The next funny bump in the road came at the end of Holy Communion. For the Communion procession, there were four ministers: me and an extraordinary minister with the Host and two others with the Precious Blood. Thus, when I returned to the altar after the procession, I had some work to do. I had to consume what remained of the Precious Blood from two chalices, purify them, and then combine two ciboria into one for returning the Sacrament to the tabernacle (which is some distance away in this church.) All the while I was doing this, praying quietly my Quod ore sumpsimus...the two servers stood patiently at the corner of the altar, waiting to take things away.

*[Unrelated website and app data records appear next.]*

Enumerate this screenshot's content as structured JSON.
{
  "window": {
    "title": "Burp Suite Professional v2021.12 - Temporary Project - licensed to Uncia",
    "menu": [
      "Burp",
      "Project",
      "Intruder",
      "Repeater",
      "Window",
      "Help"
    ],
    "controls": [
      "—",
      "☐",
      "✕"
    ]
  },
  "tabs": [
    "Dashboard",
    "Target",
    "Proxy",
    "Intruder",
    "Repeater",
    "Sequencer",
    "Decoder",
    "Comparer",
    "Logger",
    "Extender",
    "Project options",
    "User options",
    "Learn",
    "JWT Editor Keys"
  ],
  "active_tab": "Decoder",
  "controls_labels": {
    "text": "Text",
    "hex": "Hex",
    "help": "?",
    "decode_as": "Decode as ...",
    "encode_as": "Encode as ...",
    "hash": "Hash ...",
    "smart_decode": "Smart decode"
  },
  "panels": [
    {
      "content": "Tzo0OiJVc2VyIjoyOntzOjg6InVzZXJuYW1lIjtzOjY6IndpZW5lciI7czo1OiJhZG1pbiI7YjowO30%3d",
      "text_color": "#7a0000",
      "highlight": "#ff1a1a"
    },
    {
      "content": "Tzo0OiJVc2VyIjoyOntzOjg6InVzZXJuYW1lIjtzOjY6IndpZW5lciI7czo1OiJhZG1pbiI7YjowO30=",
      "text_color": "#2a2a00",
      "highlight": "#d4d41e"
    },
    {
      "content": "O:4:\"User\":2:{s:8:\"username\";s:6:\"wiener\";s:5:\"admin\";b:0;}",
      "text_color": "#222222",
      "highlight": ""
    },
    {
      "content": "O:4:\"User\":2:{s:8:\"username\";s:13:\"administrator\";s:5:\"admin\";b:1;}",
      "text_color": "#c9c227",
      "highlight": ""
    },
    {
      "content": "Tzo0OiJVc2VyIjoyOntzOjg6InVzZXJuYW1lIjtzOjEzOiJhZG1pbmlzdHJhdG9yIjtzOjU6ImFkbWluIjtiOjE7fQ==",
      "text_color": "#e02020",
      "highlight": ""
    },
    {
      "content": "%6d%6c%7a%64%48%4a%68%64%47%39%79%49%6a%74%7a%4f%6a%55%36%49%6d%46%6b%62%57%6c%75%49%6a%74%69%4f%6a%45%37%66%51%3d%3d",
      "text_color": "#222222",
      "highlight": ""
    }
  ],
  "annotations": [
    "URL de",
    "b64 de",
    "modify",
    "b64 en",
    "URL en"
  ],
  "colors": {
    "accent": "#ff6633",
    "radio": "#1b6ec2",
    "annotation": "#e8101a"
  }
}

Since they seemed eager for something to do, I re-dressed the two chalices with their purificators, and the principal one also with the paten and pall (I didn't have a veil or burse.) I didn't fold the corporal and put it on top of the pall, because the Sacrament was still resting on the altar. As I turned to take the ciborium to the tabernacle, I saw that the servers quickly took the two chalices to return them to the credence.

I figured that I would return to the altar from the tabernacle, fold the corporal, and then either leave it on the corner of the altar or return it to the credence myself on my way back to the chair for the Prayer After Communion and the end of Mass. (This happened often enough when I was a parish priest.) The servers, however, seeing me going back to the altar, jumped up and took the re-dressed chalices off the credence and brought them back to the altar, so that I could put the folded corporal on the chalice pall, como Dios manda, as they say. Then they re-removed them to the credence.

As I say, I found this all very funny, but I was edified by their attention and effort at the same time. In the practice of our faith, the boundary between loving attention to detail and scrupulosity sometimes gets very blurry. These kids were certainly on the former side, and I pray that their example keeps me there too.


Lisa Graas said...

Thank you for this, Father. ;-)

Cole Matson said...

As a novice server, this made me happy.:-)

Greg said...

Your post cried out with the humility of St. Francis ... we are fortunate that he still touches us through those, like yourself, who serve with such grace. Bless you.